Yes, its at least a day late, maybe two, but blogcritics has my review of "On The Head Of A Pin" posted.  It's a long one, so dig in!  Full recap will be along tomorrow.  The pictures are taking me the longest, because there are SO many great ones. 

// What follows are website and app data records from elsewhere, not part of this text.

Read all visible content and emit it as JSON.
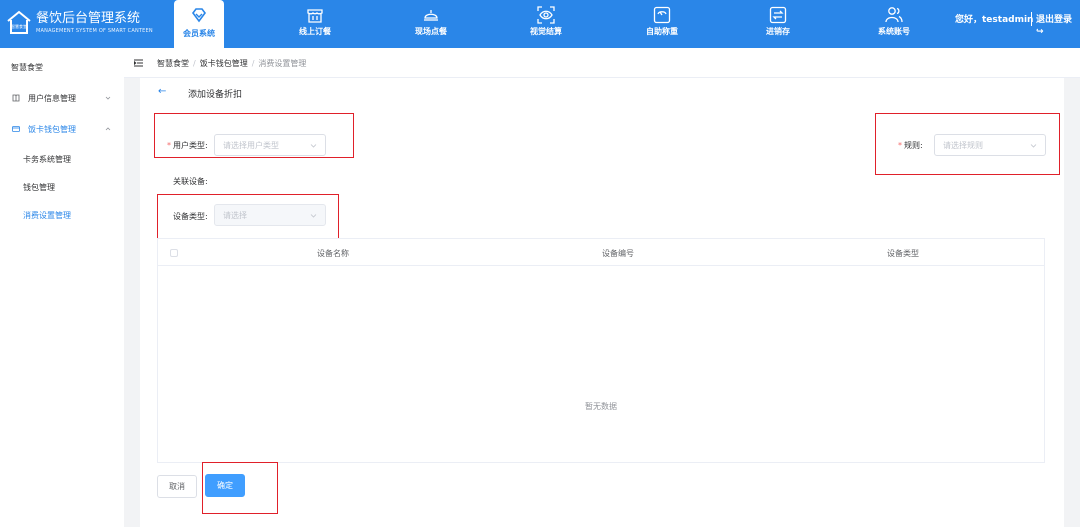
{
  "header": {
    "title": "餐饮后台管理系统",
    "subtitle": "MANAGEMENT SYSTEM OF SMART CANTEEN",
    "logo_text": "智慧食堂",
    "nav": [
      {
        "label": "会员系统",
        "icon": "diamond-icon",
        "active": true
      },
      {
        "label": "线上订餐",
        "icon": "shop-icon"
      },
      {
        "label": "现场点餐",
        "icon": "cloche-icon"
      },
      {
        "label": "视觉结算",
        "icon": "eye-scan-icon"
      },
      {
        "label": "自助称重",
        "icon": "scale-icon"
      },
      {
        "label": "进销存",
        "icon": "exchange-icon"
      },
      {
        "label": "系统账号",
        "icon": "users-icon"
      }
    ],
    "greeting": "您好，testadmin",
    "logout": "退出登录"
  },
  "sidebar": {
    "title": "智慧食堂",
    "items": [
      {
        "label": "用户信息管理",
        "icon": "book-icon",
        "expanded": false
      },
      {
        "label": "饭卡钱包管理",
        "icon": "card-icon",
        "expanded": true
      }
    ],
    "sub_items": [
      "卡务系统管理",
      "钱包管理",
      "消费设置管理"
    ],
    "active_sub": "消费设置管理"
  },
  "breadcrumb": [
    "智慧食堂",
    "饭卡钱包管理",
    "消费设置管理"
  ],
  "page": {
    "title": "添加设备折扣",
    "user_type_label": "用户类型:",
    "user_type_placeholder": "请选择用户类型",
    "rule_label": "规则:",
    "rule_placeholder": "请选择规则",
    "related_devices_label": "关联设备:",
    "device_type_label": "设备类型:",
    "device_type_placeholder": "请选择"
  },
  "table": {
    "columns": [
      "设备名称",
      "设备编号",
      "设备类型"
    ],
    "rows": [],
    "empty_text": "暂无数据"
  },
  "actions": {
    "cancel": "取消",
    "confirm": "确定"
  },
  "colors": {
    "primary": "#2a86e8",
    "button": "#409eff",
    "highlight": "#e0202a",
    "required": "#f56c6c"
  }
}
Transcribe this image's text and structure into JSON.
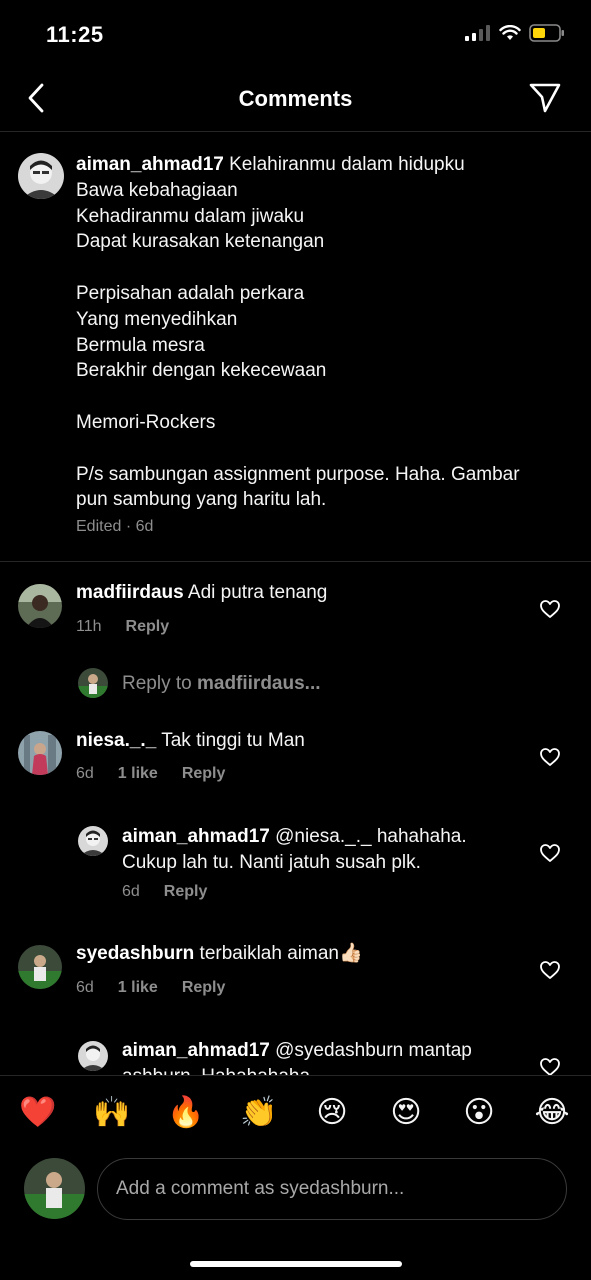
{
  "status_bar": {
    "time": "11:25",
    "icons": [
      "signal-icon",
      "wifi-icon",
      "battery-icon"
    ]
  },
  "header": {
    "title": "Comments",
    "back_icon": "chevron-left-icon",
    "share_icon": "paper-plane-icon"
  },
  "caption": {
    "username": "aiman_ahmad17",
    "text": " Kelahiranmu dalam hidupku\nBawa kebahagiaan\nKehadiranmu dalam jiwaku\nDapat kurasakan ketenangan\n\nPerpisahan adalah perkara\nYang menyedihkan\nBermula mesra\nBerakhir dengan kekecewaan\n\nMemori-Rockers\n\nP/s sambungan assignment purpose. Haha. Gambar pun sambung yang haritu lah.",
    "meta": "Edited · 6d"
  },
  "comments": [
    {
      "username": "madfiirdaus",
      "text": " Adi putra tenang",
      "time": "11h",
      "likes": "",
      "reply_label": "Reply"
    },
    {
      "username": "niesa._._",
      "text": " Tak tinggi tu Man",
      "time": "6d",
      "likes": "1 like",
      "reply_label": "Reply"
    },
    {
      "username": "aiman_ahmad17",
      "text": " @niesa._._ hahahaha. Cukup lah tu. Nanti jatuh susah plk.",
      "time": "6d",
      "likes": "",
      "reply_label": "Reply"
    },
    {
      "username": "syedashburn",
      "text": " terbaiklah aiman👍🏻",
      "time": "6d",
      "likes": "1 like",
      "reply_label": "Reply"
    },
    {
      "username": "aiman_ahmad17",
      "text": " @syedashburn mantap ashburn. Hahahahaha",
      "time": "",
      "likes": "",
      "reply_label": ""
    }
  ],
  "reply_to": {
    "prefix": "Reply to ",
    "username": "madfiirdaus..."
  },
  "emoji_bar": [
    "❤️",
    "🙌",
    "🔥",
    "👏",
    "😢",
    "😍",
    "😮",
    "😂"
  ],
  "composer": {
    "placeholder": "Add a comment as syedashburn..."
  },
  "colors": {
    "background": "#000000",
    "secondary_text": "#8e8e8e",
    "battery": "#ffd60a",
    "divider": "#262626"
  }
}
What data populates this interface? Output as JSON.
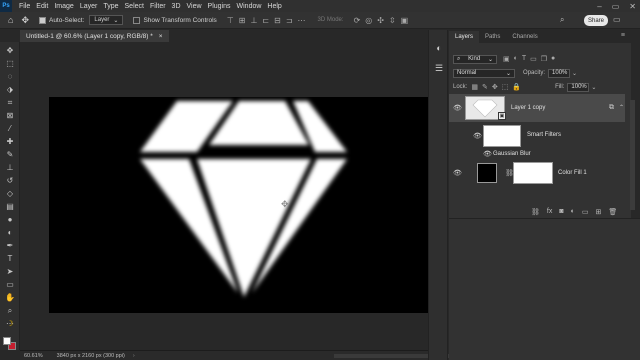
{
  "menubar": {
    "logo": "Ps",
    "items": [
      "File",
      "Edit",
      "Image",
      "Layer",
      "Type",
      "Select",
      "Filter",
      "3D",
      "View",
      "Plugins",
      "Window",
      "Help"
    ],
    "window_controls": [
      "–",
      "▭",
      "✕"
    ]
  },
  "options": {
    "auto_select_label": "Auto-Select:",
    "auto_select_target": "Layer",
    "transform_controls_label": "Show Transform Controls",
    "mode_3d_label": "3D Mode:",
    "share_label": "Share"
  },
  "document": {
    "tab_title": "Untitled-1 @ 60.6% (Layer 1 copy, RGB/8) *",
    "close_glyph": "×"
  },
  "status": {
    "zoom": "60.61%",
    "doc_info": "3840 px x 2160 px (300 ppi)",
    "arrow": "›"
  },
  "layers_panel": {
    "tabs": [
      "Layers",
      "Paths",
      "Channels"
    ],
    "menu_glyph": "≡",
    "filter_kind": "Kind",
    "blend_mode": "Normal",
    "opacity_label": "Opacity:",
    "opacity_value": "100%",
    "lock_label": "Lock:",
    "fill_label": "Fill:",
    "fill_value": "100%",
    "layers": [
      {
        "name": "Layer 1 copy",
        "selected": true
      },
      {
        "name": "Smart Filters"
      },
      {
        "name": "Gaussian Blur"
      },
      {
        "name": "Color Fill 1"
      }
    ]
  },
  "colors": {
    "foreground": "#ffffff",
    "background": "#c41e2e",
    "canvas": "#000000",
    "selected_layer": "#4a4a4a"
  }
}
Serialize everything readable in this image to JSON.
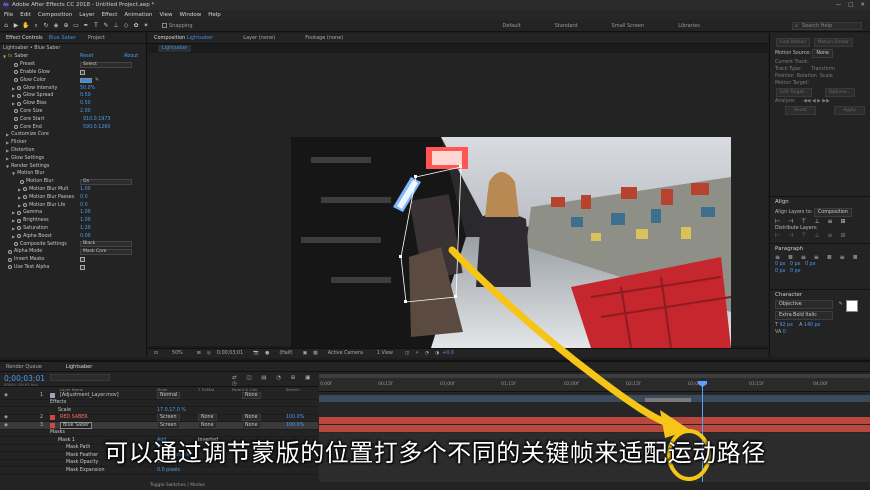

Also, bardicvoice has her review up as well.  No one does meta better, so check it out!